While the due date for the Canada Revenue Agency (CRA) isn’t until the first of May, you can file your tax return as soon as you have all of your tax slips and information available. It’s worth it to get a head start on the filing will avoid rushing at the last minute to submit your return.

Seriously, don’t delay filing! Late payment on taxes owing just means fees and penalties… And if you’re expecting money back this year, why not get your taxes in early and enjoy the extra cash back in your pocket? Exactly. Get started now.

Online filing is definitely the fastest and easiest ways to complete your return. You should check out our TAXplan App; it allows you to submit all of your information digitally and then a tax professional will optimize your information submit your taxes for you.

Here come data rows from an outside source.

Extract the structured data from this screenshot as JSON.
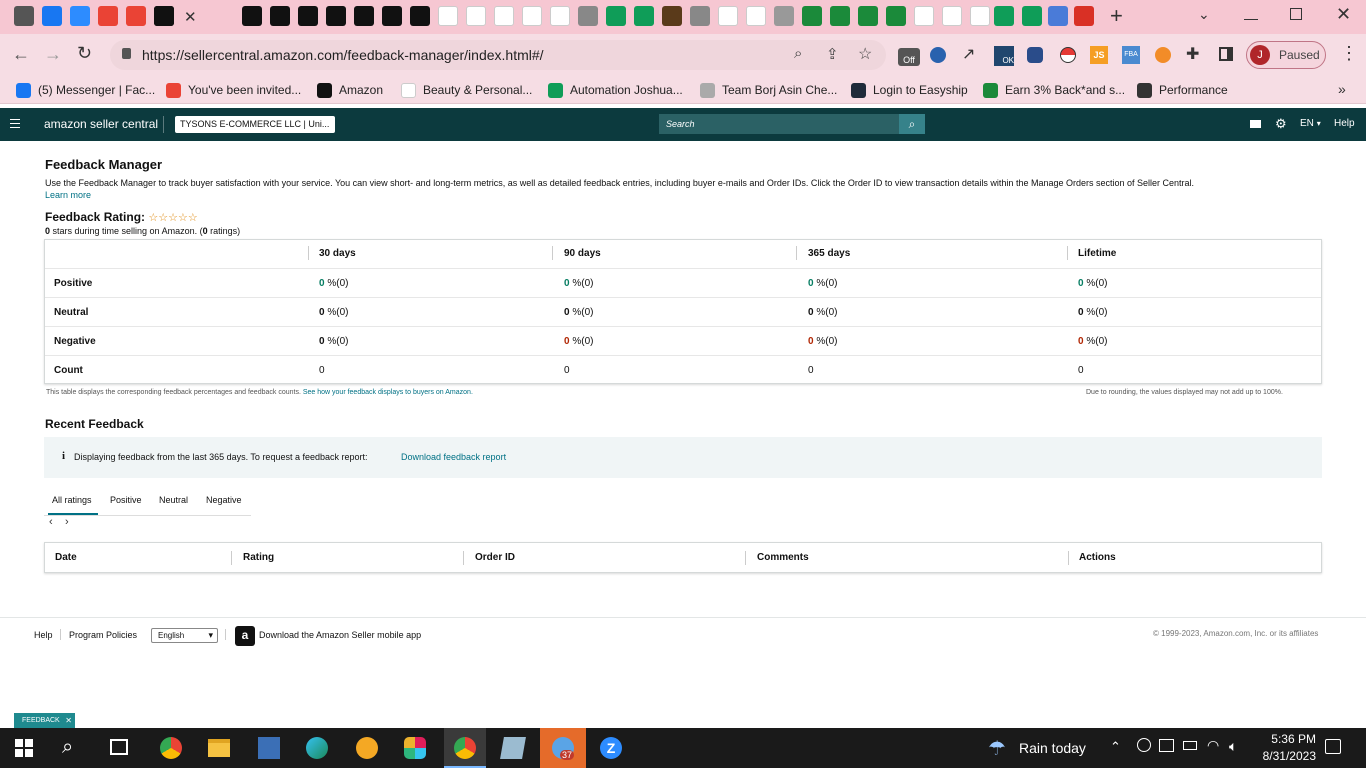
{
  "browser": {
    "url": "https://sellercentral.amazon.com/feedback-manager/index.html#/",
    "profile_initial": "J",
    "profile_status": "Paused",
    "ext_off_label": "Off",
    "ext_ok_label": "OK",
    "new_tab_glyph": "+",
    "tabs": [
      {
        "icon": "chrome-icon",
        "color": "#555"
      },
      {
        "icon": "facebook-icon",
        "color": "#1877f2"
      },
      {
        "icon": "zoom-icon",
        "color": "#2d8cff"
      },
      {
        "icon": "gmail-icon",
        "color": "#ea4335"
      },
      {
        "icon": "gmail-icon",
        "color": "#ea4335"
      },
      {
        "icon": "amazon-icon",
        "color": "#111"
      },
      {
        "icon": "amazon-icon",
        "color": "#111"
      },
      {
        "icon": "amazon-icon",
        "color": "#111"
      },
      {
        "icon": "amazon-icon",
        "color": "#111"
      },
      {
        "icon": "amazon-icon",
        "color": "#111"
      },
      {
        "icon": "amazon-icon",
        "color": "#111"
      },
      {
        "icon": "amazon-icon",
        "color": "#111"
      },
      {
        "icon": "amazon-icon",
        "color": "#111"
      },
      {
        "icon": "amazon-icon",
        "color": "#111"
      },
      {
        "icon": "amazon-smile-icon",
        "color": "#fff"
      },
      {
        "icon": "amazon-smile-icon",
        "color": "#fff"
      },
      {
        "icon": "amazon-smile-icon",
        "color": "#fff"
      },
      {
        "icon": "amazon-smile-icon",
        "color": "#fff"
      },
      {
        "icon": "amazon-smile-icon",
        "color": "#fff"
      },
      {
        "icon": "tool-icon",
        "color": "#888"
      },
      {
        "icon": "sheets-icon",
        "color": "#0f9d58"
      },
      {
        "icon": "sheets-icon",
        "color": "#0f9d58"
      },
      {
        "icon": "ups-icon",
        "color": "#5a3a1a"
      },
      {
        "icon": "globe-icon",
        "color": "#888"
      },
      {
        "icon": "google-icon",
        "color": "#fff"
      },
      {
        "icon": "google-icon",
        "color": "#fff"
      },
      {
        "icon": "plant-icon",
        "color": "#999"
      },
      {
        "icon": "vine-icon",
        "color": "#1b8a3a"
      },
      {
        "icon": "vine-icon",
        "color": "#1b8a3a"
      },
      {
        "icon": "vine-icon",
        "color": "#1b8a3a"
      },
      {
        "icon": "vine-icon",
        "color": "#1b8a3a"
      },
      {
        "icon": "google-icon",
        "color": "#fff"
      },
      {
        "icon": "amazon-smile-icon",
        "color": "#fff"
      },
      {
        "icon": "amazon-smile-icon",
        "color": "#fff"
      },
      {
        "icon": "sheets-icon",
        "color": "#0f9d58"
      },
      {
        "icon": "sheets-icon",
        "color": "#0f9d58"
      },
      {
        "icon": "pen-icon",
        "color": "#4a7bd8"
      },
      {
        "icon": "vivaldi-icon",
        "color": "#d93025"
      }
    ],
    "bookmarks": [
      {
        "icon": "facebook-icon",
        "color": "#1877f2",
        "label": "(5) Messenger | Fac..."
      },
      {
        "icon": "gmail-icon",
        "color": "#ea4335",
        "label": "You've been invited..."
      },
      {
        "icon": "amazon-icon",
        "color": "#111",
        "label": "Amazon"
      },
      {
        "icon": "amazon-smile-icon",
        "color": "#fff",
        "label": "Beauty & Personal..."
      },
      {
        "icon": "sheets-icon",
        "color": "#0f9d58",
        "label": "Automation Joshua..."
      },
      {
        "icon": "borj-icon",
        "color": "#aaa",
        "label": "Team Borj Asin Che..."
      },
      {
        "icon": "easyship-icon",
        "color": "#1f2b3a",
        "label": "Login to Easyship"
      },
      {
        "icon": "vine-icon",
        "color": "#1b8a3a",
        "label": "Earn 3% Back*and s..."
      },
      {
        "icon": "performance-icon",
        "color": "#333",
        "label": "Performance"
      }
    ]
  },
  "seller_central": {
    "logo": "amazon seller central",
    "account": "TYSONS E-COMMERCE LLC | Uni...",
    "search_placeholder": "Search",
    "language": "EN",
    "help": "Help"
  },
  "page": {
    "title": "Feedback Manager",
    "description": "Use the Feedback Manager to track buyer satisfaction with your service. You can view short- and long-term metrics, as well as detailed feedback entries, including buyer e-mails and Order IDs. Click the Order ID to view transaction details within the Manage Orders section of Seller Central.",
    "learn_more": "Learn more",
    "rating_label": "Feedback Rating:",
    "stars_glyph": "☆☆☆☆☆",
    "stars_count": "0",
    "stars_text": " stars during time selling on Amazon. (",
    "ratings_count": "0",
    "ratings_text": " ratings)"
  },
  "feedback_table": {
    "headers": [
      "30 days",
      "90 days",
      "365 days",
      "Lifetime"
    ],
    "rows": [
      {
        "label": "Positive",
        "cells": [
          {
            "v": "0",
            "p": " %(0)"
          },
          {
            "v": "0",
            "p": " %(0)"
          },
          {
            "v": "0",
            "p": " %(0)"
          },
          {
            "v": "0",
            "p": " %(0)"
          }
        ]
      },
      {
        "label": "Neutral",
        "cells": [
          {
            "v": "0",
            "p": " %(0)"
          },
          {
            "v": "0",
            "p": " %(0)"
          },
          {
            "v": "0",
            "p": " %(0)"
          },
          {
            "v": "0",
            "p": " %(0)"
          }
        ]
      },
      {
        "label": "Negative",
        "cells": [
          {
            "v": "0",
            "p": " %(0)"
          },
          {
            "v": "0",
            "p": " %(0)"
          },
          {
            "v": "0",
            "p": " %(0)"
          },
          {
            "v": "0",
            "p": " %(0)"
          }
        ]
      },
      {
        "label": "Count",
        "cells": [
          {
            "v": "0",
            "p": ""
          },
          {
            "v": "0",
            "p": ""
          },
          {
            "v": "0",
            "p": ""
          },
          {
            "v": "0",
            "p": ""
          }
        ]
      }
    ],
    "footnote": "This table displays the corresponding feedback percentages and feedback counts.",
    "footnote_link": "See how your feedback displays to buyers on Amazon.",
    "rounding_note": "Due to rounding, the values displayed may not add up to 100%."
  },
  "recent": {
    "title": "Recent Feedback",
    "info_text": "Displaying feedback from the last 365 days. To request a feedback report:",
    "download_link": "Download feedback report",
    "tabs": [
      "All ratings",
      "Positive",
      "Neutral",
      "Negative"
    ],
    "columns": [
      "Date",
      "Rating",
      "Order ID",
      "Comments",
      "Actions"
    ]
  },
  "footer": {
    "help": "Help",
    "policies": "Program Policies",
    "language": "English",
    "app_text": "Download the Amazon Seller mobile app",
    "copyright": "© 1999-2023, Amazon.com, Inc. or its affiliates",
    "feedback_tab": "FEEDBACK"
  },
  "taskbar": {
    "weather": "Rain today",
    "time": "5:36 PM",
    "date": "8/31/2023",
    "badge": "37"
  },
  "colors": {
    "tab_strip": "#f6c7d2",
    "seller_nav": "#0c3a3e",
    "positive": "#067d62",
    "negative": "#b12704",
    "link": "#007185"
  }
}
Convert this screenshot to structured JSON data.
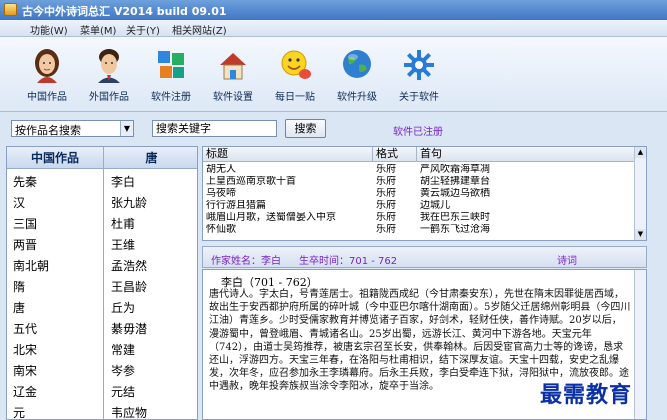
{
  "window": {
    "title": "古今中外诗词总汇 V2014 build 09.01"
  },
  "menu": [
    "功能(W)",
    "菜单(M)",
    "关于(Y)",
    "相关网站(Z)"
  ],
  "toolbar": [
    {
      "label": "中国作品",
      "icon": "chinese-woman-icon"
    },
    {
      "label": "外国作品",
      "icon": "foreign-man-icon"
    },
    {
      "label": "软件注册",
      "icon": "cubes-icon"
    },
    {
      "label": "软件设置",
      "icon": "house-settings-icon"
    },
    {
      "label": "每日一贴",
      "icon": "smiley-chat-icon"
    },
    {
      "label": "软件升级",
      "icon": "globe-icon"
    },
    {
      "label": "关于软件",
      "icon": "gear-icon"
    }
  ],
  "search": {
    "mode": "按作品名搜索",
    "keyword_placeholder": "搜索关键字",
    "button": "搜索",
    "registered": "软件已注册"
  },
  "dynasties": {
    "header": "中国作品",
    "items": [
      "先秦",
      "汉",
      "三国",
      "两晋",
      "南北朝",
      "隋",
      "唐",
      "五代",
      "北宋",
      "南宋",
      "辽金",
      "元"
    ]
  },
  "poets": {
    "header": "唐",
    "items": [
      "李白",
      "张九龄",
      "杜甫",
      "王维",
      "孟浩然",
      "王昌龄",
      "丘为",
      "綦毋潜",
      "常建",
      "岑参",
      "元结",
      "韦应物"
    ]
  },
  "poem_table": {
    "columns": [
      "标题",
      "格式",
      "首句"
    ],
    "rows": [
      [
        "胡无人",
        "乐府",
        "严风吹霜海草凋"
      ],
      [
        "上皇西巡南京歌十首",
        "乐府",
        "胡尘轻拂建章台"
      ],
      [
        "乌夜啼",
        "乐府",
        "黄云城边乌欲栖"
      ],
      [
        "行行游且猎篇",
        "乐府",
        "边城儿"
      ],
      [
        "峨眉山月歌，送蜀僧晏入中京",
        "乐府",
        "我在巴东三峡时"
      ],
      [
        "怀仙歌",
        "乐府",
        "一鹤东飞过沧海"
      ]
    ]
  },
  "info": {
    "author": "作家姓名：李白",
    "life": "生卒时间：701 - 762",
    "poem_label": "诗词"
  },
  "bio": {
    "title": "李白（701 - 762）",
    "text": "唐代诗人。字太白，号青莲居士。祖籍陇西成纪（今甘肃秦安东），先世在隋末因罪徙居西域，故出生于安西都护府所属的碎叶城（今中亚巴尔喀什湖南面）。5岁随父迁居绵州彰明县（今四川江油）青莲乡。少时受儒家教育并博览诸子百家，好剑术，轻财任侠，善作诗赋。20岁以后，漫游蜀中，曾登峨眉、青城诸名山。25岁出蜀，远游长江、黄河中下游各地。天宝元年（742），由道士吴筠推荐，被唐玄宗召至长安，供奉翰林。后因受宦官高力士等的谗谤，恳求还山，浮游四方。天宝三年春，在洛阳与杜甫相识，结下深厚友谊。天宝十四载，安史之乱爆发，次年冬，应召参加永王李璘幕府。后永王兵败，李白受牵连下狱，浔阳狱中，流放夜郎。途中遇赦，晚年投奔族叔当涂令李阳冰，旋卒于当涂。"
  },
  "watermark": "最需教育"
}
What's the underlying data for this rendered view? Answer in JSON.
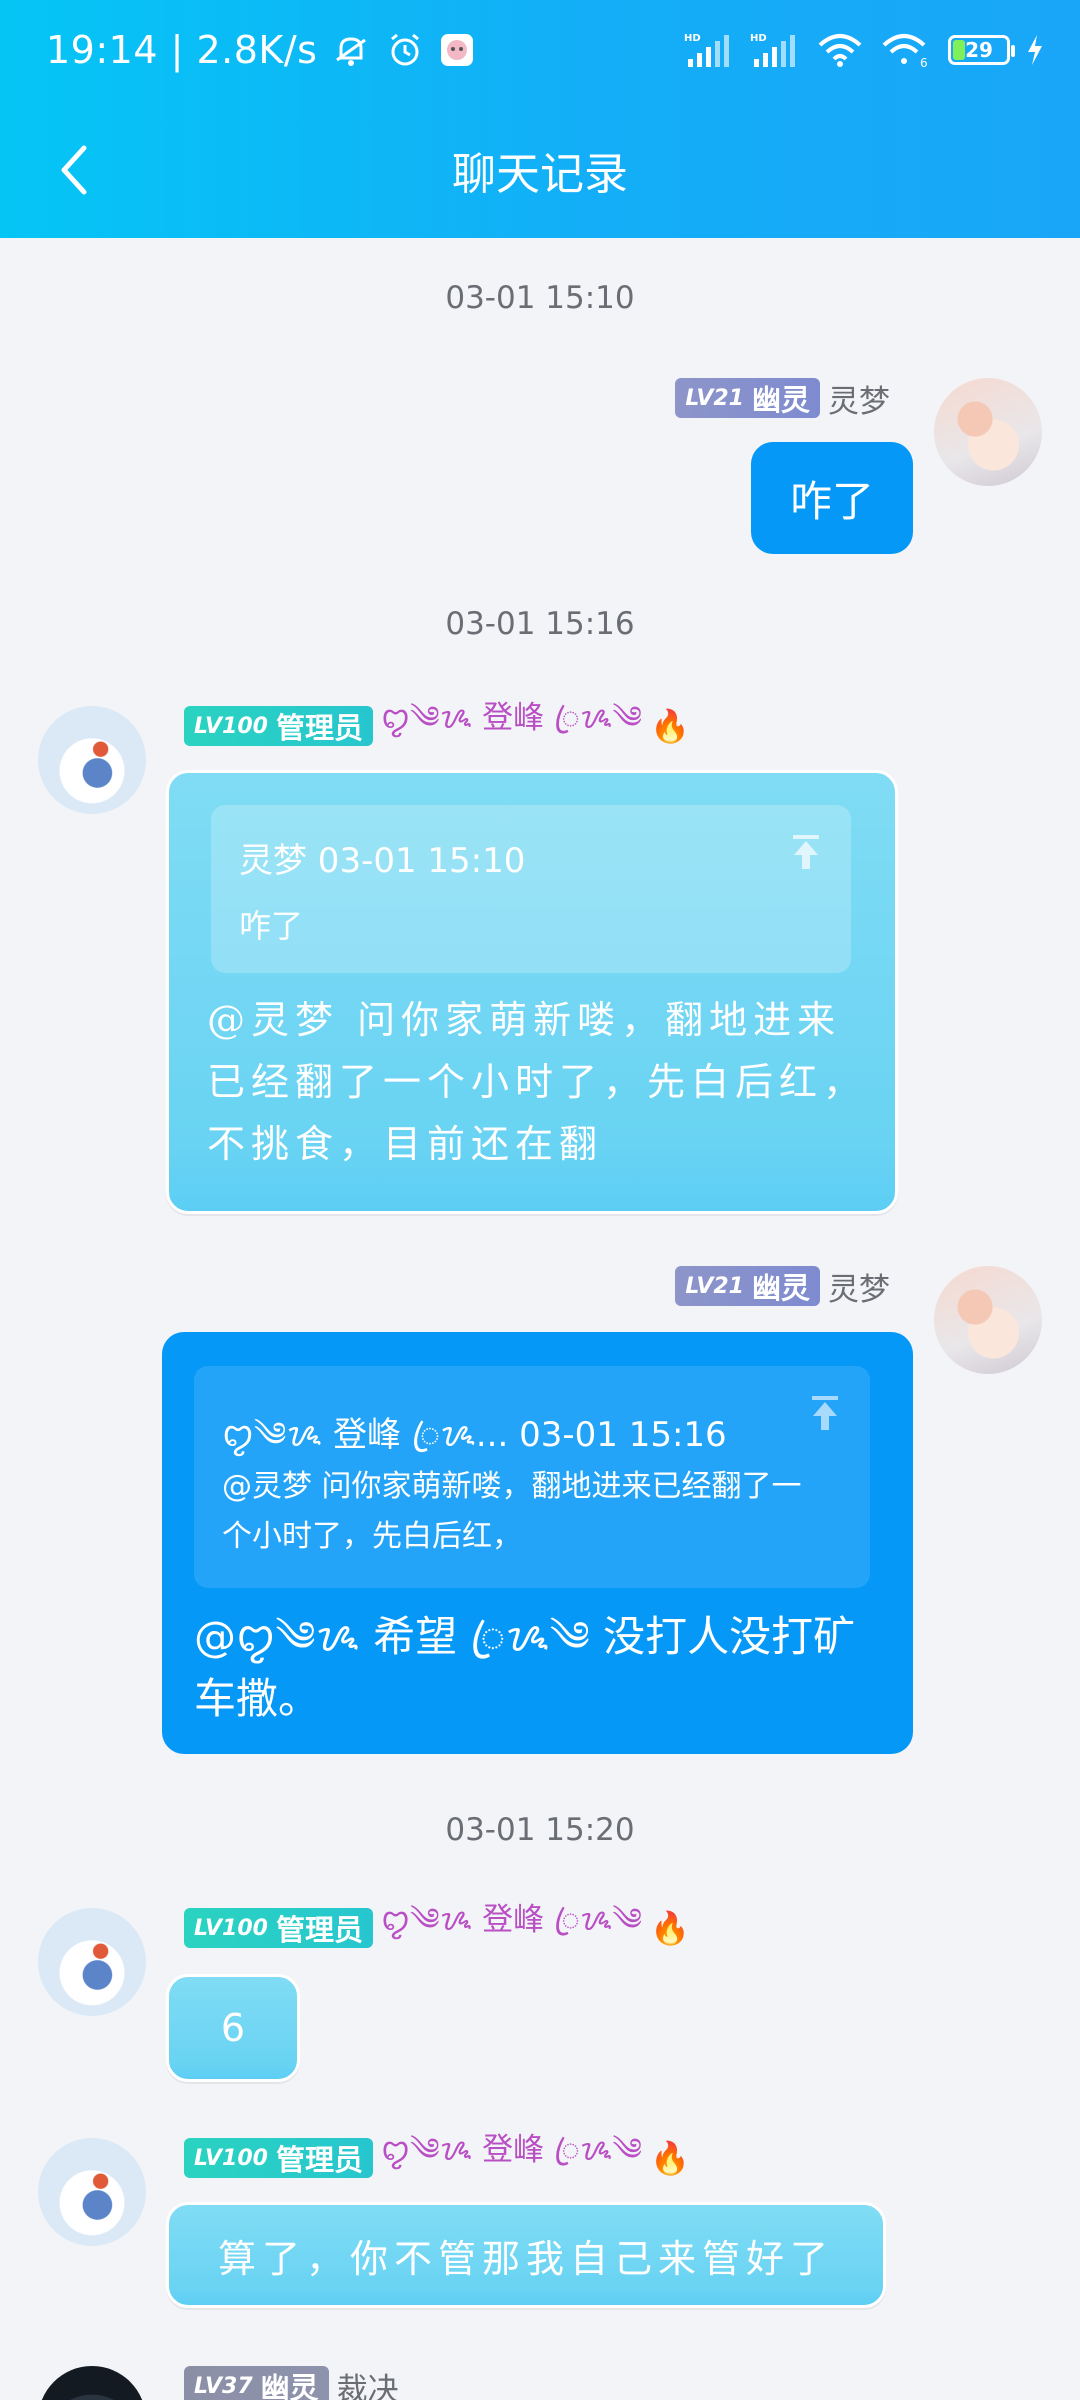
{
  "status_bar": {
    "time_speed": "19:14 | 2.8K/s",
    "battery": "29"
  },
  "header": {
    "title": "聊天记录"
  },
  "messages": [
    {
      "timestamp": "03-01 15:10"
    },
    {
      "sender": "灵梦",
      "level": "LV21",
      "role": "幽灵",
      "text": "咋了"
    },
    {
      "timestamp": "03-01 15:16"
    },
    {
      "sender": "ꦿ༄ᝰ登峰ꦿᝰ☯ꦿ",
      "sender_display": "ꨄ༄ᝰ 登峰 ꦿᝰ༄",
      "level": "LV100",
      "role": "管理员",
      "quote": {
        "author_time": "灵梦 03-01 15:10",
        "text": "咋了"
      },
      "text": "@灵梦 问你家萌新喽，翻地进来已经翻了一个小时了，先白后红，不挑食，目前还在翻"
    },
    {
      "sender": "灵梦",
      "level": "LV21",
      "role": "幽灵",
      "quote": {
        "author_time": "ꨄ༄ᝰ 登峰 ꦿᝰ... 03-01 15:16",
        "text": "@灵梦 问你家萌新喽，翻地进来已经翻了一个小时了，先白后红，"
      },
      "text": "@ꨄ༄ᝰ 希望 ꦿᝰ༄ 没打人没打矿车撒。"
    },
    {
      "timestamp": "03-01 15:20"
    },
    {
      "sender_display": "ꨄ༄ᝰ 登峰 ꦿᝰ༄",
      "level": "LV100",
      "role": "管理员",
      "text": "6"
    },
    {
      "sender_display": "ꨄ༄ᝰ 登峰 ꦿᝰ༄",
      "level": "LV100",
      "role": "管理员",
      "text": "算了，你不管那我自己来管好了"
    },
    {
      "sender": "裁决",
      "level": "LV37",
      "role": "幽灵"
    }
  ],
  "colors": {
    "header_gradient_start": "#05c5f5",
    "header_gradient_end": "#1aa6f8",
    "bubble_blue": "#0598f7",
    "bubble_cyan": "#6fd5f3",
    "badge_admin": "#2ad3c0",
    "badge_ghost": "#8d95c9"
  }
}
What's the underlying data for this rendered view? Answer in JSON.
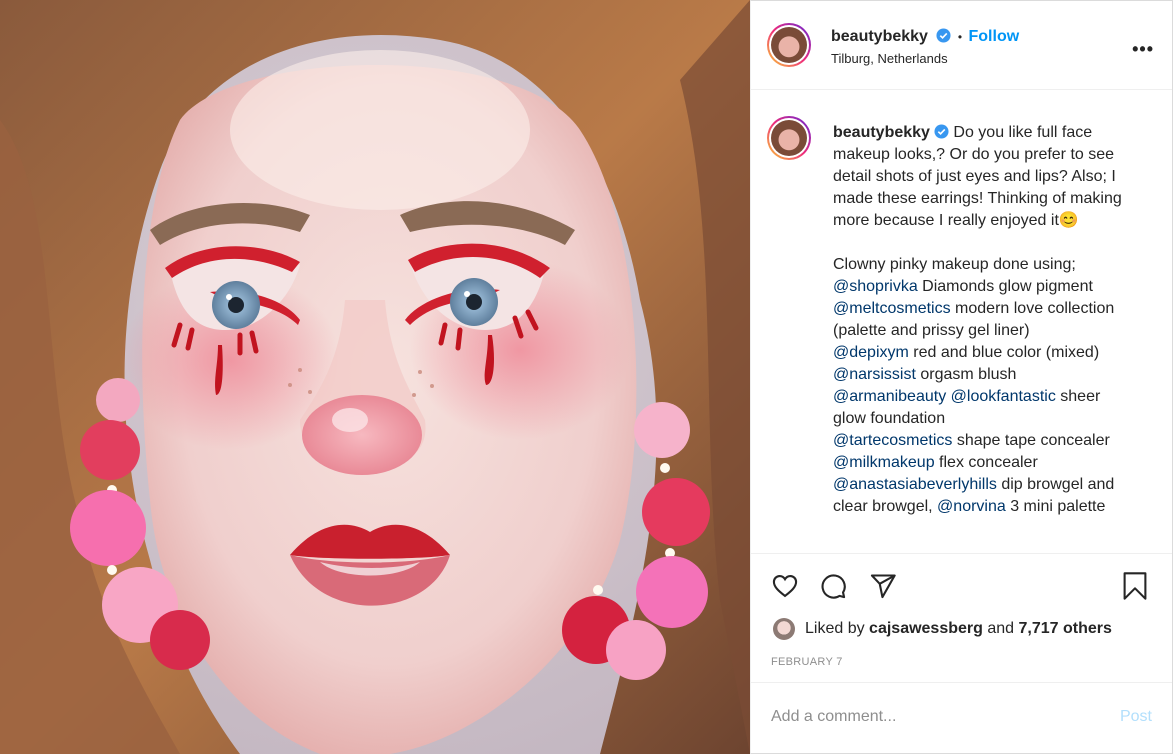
{
  "post": {
    "username": "beautybekky",
    "follow_label": "Follow",
    "separator": "•",
    "location": "Tilburg, Netherlands",
    "more_label": "•••",
    "photo_icon": "portrait-photo"
  },
  "caption": {
    "username": "beautybekky",
    "line1": "Do you like full face makeup looks,? Or do you prefer to see detail shots of just eyes and lips? Also; I made these earrings! Thinking of making more because I really enjoyed it",
    "emoji": "😊",
    "intro": "Clowny pinky makeup done using;",
    "items": [
      {
        "mention": "@shoprivka",
        "text": " Diamonds glow pigment"
      },
      {
        "mention": "@meltcosmetics",
        "text": " modern love collection (palette and prissy gel liner)"
      },
      {
        "mention": "@depixym",
        "text": " red and blue color (mixed)"
      },
      {
        "mention": "@narsissist",
        "text": " orgasm blush"
      },
      {
        "mention": "@armanibeauty",
        "text": " "
      },
      {
        "mention": "@lookfantastic",
        "text": " sheer glow foundation"
      },
      {
        "mention": "@tartecosmetics",
        "text": " shape tape concealer"
      },
      {
        "mention": "@milkmakeup",
        "text": " flex concealer"
      },
      {
        "mention": "@anastasiabeverlyhills",
        "text": " dip browgel and clear browgel, "
      },
      {
        "mention": "@norvina",
        "text": " 3 mini palette"
      }
    ]
  },
  "actions": {
    "like_icon": "heart-icon",
    "comment_icon": "comment-icon",
    "share_icon": "paper-plane-icon",
    "save_icon": "bookmark-icon",
    "liked_prefix": "Liked by ",
    "liked_user": "cajsawessberg",
    "liked_and": " and ",
    "liked_count": "7,717 others",
    "date": "FEBRUARY 7"
  },
  "comment": {
    "placeholder": "Add a comment...",
    "post_label": "Post"
  },
  "colors": {
    "accent": "#0095f6",
    "mention": "#00376b",
    "muted": "#8e8e8e",
    "post_disabled": "#b2dffc"
  }
}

Filing on time with TAXplan is an ideal way to minimize how much you have to pay, and maximize how much you’ll get back!

TAXplanning Tip: If you’re receiving cash back from your 2016 return, consider rolling that money right into an RRSP for 2017.

Self-Employed Deadline

If you or your spouse/common-law partner are self-employed, your tax timeline will be a bit different: June 15th, 2017. But keep in mind that any amount owing on your personal return is still due by 11:59 am on May 1st, 2017.

Also, depending on your annual income, you may have to make tax installments throughout the year.

Penalty Warning: Repeated Failure to Report Income

No funny stuff. Be sure all of your income is accurately accounted for. If fail to report on income and it amounts to $500 or more, you can be charged a penalty and the specific penalties have now changed. Interest and penalties are calculated on a daily basis and they can add up quickly!

Don’t get caught paying more than you need to: report all of your income thoroughly and carefully. The TAXplan app will help you report your income easily and accurately, and your file is always checked and optimized by a TAXpro. Get started now.

RRSP Deadline

Have you considered contributing to a Registered Retirement Savings Plan (RRSP)? It’s one of the of best ways to save money on your personal tax. The great thing about an RRSP is that you save on any taxes owing today while also putting money into a secure investment that will help you save money for your future.

Contribution Limits

  • 18% of your earned income in 2015; or
  • $25,370 – the 2016 tax year maximum contribution amount.

The timeline for RRSP contributions is 60 days after year end. That means that you still have time to make RRSP contributions to offset 2016 taxes, but time is running out! The RRSP deadline is March 1st, 2017.


So in summary, the important 2017 tax dates in Canada are:

  • March 1st, 2017 – RRSP deadline
  • May 1st, 2017 – Income Tax deadline
  • June 15th, 2017- Self-Employed Tax deadline

Just remember that the best way to file your taxes this year is to work with a tax professional. It’s also the best way to ensure that you’re optimizing your financial situation for the most strategic and beneficial tax outcome. The most convenient and cost-effective way to submit your taxes to a professional is by using the TAXplan app. It’s the only app in Canada that connects you with professionals–TAXpros–who know the ins and outs of the Canadian tax laws and regulations. Our TAXpros will ensure that you get the most money back and pay the least amount of taxes possible every time. Click here to get started now.